HOW TO COMPLETE THIS TASK
Looking through the entries, count each line where the string "value" occurs, and write only the total.

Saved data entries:
>>>

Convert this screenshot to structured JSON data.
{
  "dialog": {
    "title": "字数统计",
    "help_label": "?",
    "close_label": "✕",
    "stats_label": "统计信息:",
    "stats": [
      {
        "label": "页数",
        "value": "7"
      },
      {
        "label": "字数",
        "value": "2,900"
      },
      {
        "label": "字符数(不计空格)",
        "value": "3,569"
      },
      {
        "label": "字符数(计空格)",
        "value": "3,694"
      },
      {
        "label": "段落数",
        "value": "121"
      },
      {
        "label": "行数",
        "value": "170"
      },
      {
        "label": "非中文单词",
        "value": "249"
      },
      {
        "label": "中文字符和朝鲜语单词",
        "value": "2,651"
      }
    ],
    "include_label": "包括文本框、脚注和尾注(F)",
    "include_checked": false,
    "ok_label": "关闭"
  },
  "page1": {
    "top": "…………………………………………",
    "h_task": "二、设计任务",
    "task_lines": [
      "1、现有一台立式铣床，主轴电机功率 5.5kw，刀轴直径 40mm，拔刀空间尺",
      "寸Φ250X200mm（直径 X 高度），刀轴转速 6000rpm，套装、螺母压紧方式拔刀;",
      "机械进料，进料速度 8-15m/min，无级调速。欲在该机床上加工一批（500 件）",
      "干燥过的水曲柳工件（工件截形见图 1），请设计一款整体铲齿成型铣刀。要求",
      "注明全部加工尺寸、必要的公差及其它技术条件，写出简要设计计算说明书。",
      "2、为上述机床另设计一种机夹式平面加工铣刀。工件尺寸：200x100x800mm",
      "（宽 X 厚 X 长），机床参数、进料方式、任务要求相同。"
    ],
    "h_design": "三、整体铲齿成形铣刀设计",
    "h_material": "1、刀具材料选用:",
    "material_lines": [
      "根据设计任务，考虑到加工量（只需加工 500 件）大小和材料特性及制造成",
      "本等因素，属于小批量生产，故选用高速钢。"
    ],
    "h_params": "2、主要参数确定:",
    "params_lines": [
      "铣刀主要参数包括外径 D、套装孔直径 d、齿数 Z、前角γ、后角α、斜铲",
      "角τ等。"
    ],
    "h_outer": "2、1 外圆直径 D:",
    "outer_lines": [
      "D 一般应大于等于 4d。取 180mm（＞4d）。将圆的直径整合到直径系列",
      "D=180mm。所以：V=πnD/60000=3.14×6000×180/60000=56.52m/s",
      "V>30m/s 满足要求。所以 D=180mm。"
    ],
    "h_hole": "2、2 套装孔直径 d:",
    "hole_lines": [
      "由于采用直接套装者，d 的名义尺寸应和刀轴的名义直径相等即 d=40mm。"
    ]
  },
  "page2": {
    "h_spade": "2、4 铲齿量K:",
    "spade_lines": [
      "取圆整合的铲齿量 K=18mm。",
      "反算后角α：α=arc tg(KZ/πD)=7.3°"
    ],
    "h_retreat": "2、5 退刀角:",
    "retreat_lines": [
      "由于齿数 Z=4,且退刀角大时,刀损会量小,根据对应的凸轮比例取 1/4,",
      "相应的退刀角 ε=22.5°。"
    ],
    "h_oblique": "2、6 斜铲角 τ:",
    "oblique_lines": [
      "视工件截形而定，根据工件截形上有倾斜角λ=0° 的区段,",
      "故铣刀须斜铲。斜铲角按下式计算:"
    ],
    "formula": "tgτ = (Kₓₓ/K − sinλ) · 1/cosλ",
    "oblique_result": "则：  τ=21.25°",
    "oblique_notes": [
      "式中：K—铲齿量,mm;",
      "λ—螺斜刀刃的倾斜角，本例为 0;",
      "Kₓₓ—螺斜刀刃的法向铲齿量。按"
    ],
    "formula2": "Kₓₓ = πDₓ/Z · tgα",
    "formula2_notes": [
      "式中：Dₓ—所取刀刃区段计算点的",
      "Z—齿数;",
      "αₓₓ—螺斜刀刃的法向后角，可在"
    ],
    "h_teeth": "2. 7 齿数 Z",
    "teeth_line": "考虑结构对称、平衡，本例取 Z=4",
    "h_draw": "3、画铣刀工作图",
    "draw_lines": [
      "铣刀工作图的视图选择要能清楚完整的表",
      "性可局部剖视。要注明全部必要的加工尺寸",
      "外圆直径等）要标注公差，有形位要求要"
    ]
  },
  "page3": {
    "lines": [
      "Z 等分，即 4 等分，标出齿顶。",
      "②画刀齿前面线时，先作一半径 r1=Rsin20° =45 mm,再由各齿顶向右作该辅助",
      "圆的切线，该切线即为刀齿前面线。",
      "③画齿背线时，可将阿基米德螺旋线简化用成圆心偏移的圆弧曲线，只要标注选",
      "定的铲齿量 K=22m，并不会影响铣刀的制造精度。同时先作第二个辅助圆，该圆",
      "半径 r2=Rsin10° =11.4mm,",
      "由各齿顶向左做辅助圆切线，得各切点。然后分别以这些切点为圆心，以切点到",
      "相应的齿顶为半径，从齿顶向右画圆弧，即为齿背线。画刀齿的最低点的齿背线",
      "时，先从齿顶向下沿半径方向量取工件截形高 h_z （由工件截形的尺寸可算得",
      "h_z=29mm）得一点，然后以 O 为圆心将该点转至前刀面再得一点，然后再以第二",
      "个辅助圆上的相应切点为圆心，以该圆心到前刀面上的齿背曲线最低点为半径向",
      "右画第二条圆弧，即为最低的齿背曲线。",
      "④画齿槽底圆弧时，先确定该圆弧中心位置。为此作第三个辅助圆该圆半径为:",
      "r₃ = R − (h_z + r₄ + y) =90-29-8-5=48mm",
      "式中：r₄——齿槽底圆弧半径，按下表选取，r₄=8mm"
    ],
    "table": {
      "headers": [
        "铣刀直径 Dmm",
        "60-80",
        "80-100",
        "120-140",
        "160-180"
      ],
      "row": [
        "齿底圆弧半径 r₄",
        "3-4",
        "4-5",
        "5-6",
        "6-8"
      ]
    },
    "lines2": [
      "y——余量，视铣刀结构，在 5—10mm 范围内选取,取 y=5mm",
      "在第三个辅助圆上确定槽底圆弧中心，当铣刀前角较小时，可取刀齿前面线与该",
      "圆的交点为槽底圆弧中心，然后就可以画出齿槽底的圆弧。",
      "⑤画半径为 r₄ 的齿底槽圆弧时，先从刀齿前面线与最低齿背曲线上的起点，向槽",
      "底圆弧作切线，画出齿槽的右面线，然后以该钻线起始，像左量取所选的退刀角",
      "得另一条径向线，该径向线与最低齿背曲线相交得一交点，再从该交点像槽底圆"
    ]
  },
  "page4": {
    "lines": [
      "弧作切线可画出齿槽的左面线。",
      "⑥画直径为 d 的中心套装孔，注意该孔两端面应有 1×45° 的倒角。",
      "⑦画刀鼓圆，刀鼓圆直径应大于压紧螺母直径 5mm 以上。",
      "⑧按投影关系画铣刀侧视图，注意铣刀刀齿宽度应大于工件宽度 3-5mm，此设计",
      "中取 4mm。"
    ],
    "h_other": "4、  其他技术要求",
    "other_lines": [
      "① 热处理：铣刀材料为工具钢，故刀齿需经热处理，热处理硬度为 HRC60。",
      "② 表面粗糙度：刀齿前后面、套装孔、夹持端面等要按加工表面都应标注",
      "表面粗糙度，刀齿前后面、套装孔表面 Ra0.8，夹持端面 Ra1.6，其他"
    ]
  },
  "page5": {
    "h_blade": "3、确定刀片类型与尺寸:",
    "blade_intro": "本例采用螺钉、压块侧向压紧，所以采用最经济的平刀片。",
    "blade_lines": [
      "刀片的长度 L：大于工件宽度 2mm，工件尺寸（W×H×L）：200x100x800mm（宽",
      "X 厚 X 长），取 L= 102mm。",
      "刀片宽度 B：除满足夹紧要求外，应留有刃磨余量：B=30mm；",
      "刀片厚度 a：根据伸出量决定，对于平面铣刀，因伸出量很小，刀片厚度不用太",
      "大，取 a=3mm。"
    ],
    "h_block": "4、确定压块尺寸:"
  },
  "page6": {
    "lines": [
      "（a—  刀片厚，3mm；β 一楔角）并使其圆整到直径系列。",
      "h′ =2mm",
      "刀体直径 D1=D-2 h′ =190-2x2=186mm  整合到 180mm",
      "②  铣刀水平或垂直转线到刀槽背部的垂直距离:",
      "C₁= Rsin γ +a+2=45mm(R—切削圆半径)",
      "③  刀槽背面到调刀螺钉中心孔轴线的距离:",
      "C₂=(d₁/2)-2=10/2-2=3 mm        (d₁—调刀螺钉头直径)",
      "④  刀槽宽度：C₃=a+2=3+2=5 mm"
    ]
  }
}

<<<

WRITTEN RESPONSE
8